The Captain Morgan Technique for the Reduction of the Dislocated Hip Full Text
Annals of Emergency Medicine, 08/17/2011
Hendey GW et al. – The authors describe an interesting and novel technique for the reduction of a hip dislocation.
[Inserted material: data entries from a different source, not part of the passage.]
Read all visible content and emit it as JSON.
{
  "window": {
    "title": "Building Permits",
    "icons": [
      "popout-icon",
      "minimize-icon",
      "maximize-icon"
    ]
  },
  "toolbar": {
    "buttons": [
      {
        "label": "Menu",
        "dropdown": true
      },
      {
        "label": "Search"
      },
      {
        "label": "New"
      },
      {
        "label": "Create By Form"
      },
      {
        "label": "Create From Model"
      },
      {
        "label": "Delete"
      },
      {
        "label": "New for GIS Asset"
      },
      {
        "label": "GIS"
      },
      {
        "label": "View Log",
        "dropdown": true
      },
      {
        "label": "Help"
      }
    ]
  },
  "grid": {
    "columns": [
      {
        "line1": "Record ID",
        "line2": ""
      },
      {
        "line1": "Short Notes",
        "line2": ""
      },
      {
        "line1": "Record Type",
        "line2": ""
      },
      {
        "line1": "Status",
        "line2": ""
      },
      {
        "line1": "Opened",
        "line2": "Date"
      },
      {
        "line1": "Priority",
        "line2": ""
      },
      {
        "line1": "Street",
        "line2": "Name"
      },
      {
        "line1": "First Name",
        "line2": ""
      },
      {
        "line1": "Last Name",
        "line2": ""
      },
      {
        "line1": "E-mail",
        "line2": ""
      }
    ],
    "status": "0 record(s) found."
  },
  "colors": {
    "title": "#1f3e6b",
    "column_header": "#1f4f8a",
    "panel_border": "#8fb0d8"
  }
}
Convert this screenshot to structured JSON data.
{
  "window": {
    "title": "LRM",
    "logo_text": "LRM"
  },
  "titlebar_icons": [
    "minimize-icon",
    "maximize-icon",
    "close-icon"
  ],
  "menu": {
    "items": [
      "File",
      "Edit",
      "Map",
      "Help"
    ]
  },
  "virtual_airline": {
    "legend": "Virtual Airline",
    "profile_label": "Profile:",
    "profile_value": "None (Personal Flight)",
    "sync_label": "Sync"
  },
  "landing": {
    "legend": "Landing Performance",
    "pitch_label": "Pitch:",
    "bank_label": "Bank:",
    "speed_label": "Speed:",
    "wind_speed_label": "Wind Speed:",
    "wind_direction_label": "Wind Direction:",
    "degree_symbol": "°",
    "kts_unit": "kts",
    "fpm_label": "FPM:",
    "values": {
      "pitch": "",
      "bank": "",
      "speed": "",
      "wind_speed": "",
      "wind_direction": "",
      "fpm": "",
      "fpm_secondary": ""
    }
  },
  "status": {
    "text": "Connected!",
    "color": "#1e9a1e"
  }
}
Physicians should consider this method a primary technique for the acute management of hip dislocation in the emergency department (ED).Methods
- The authors searched the medical records of all patients with a hip dislocation treated in the ED during a 4–year period.
- They recorded patient demographics, reduction technique, outcome and disposition, and whether the patient had a prosthetic hip.
- They reported characteristics of the entire study group and of the subset of patients for whom the Captain Morgan technique was used.
- Briefly, the technique involves placing the physician's knee behind the supine patient's flexed knee and lifting with anterior force, with rotation as needed.
- Of 77 patients meeting criteria, the mean age was 46 years (range 5 to 91 years), 35 (45%) had a prosthetic hip, and 67 (87%; 95% confidence interval 77% to 93%) received successful reduction in the ED.
- In 13 cases, the Captain Morgan technique was specifically described and was successful in 12 (92%; 95% confidence interval 64% to 100%).
- The single technique failure occurred in a patient with an acetabular fracture with an intra–articular fragment requiring open reduction.
- There were no described neurovascular complications or injuries to the knee.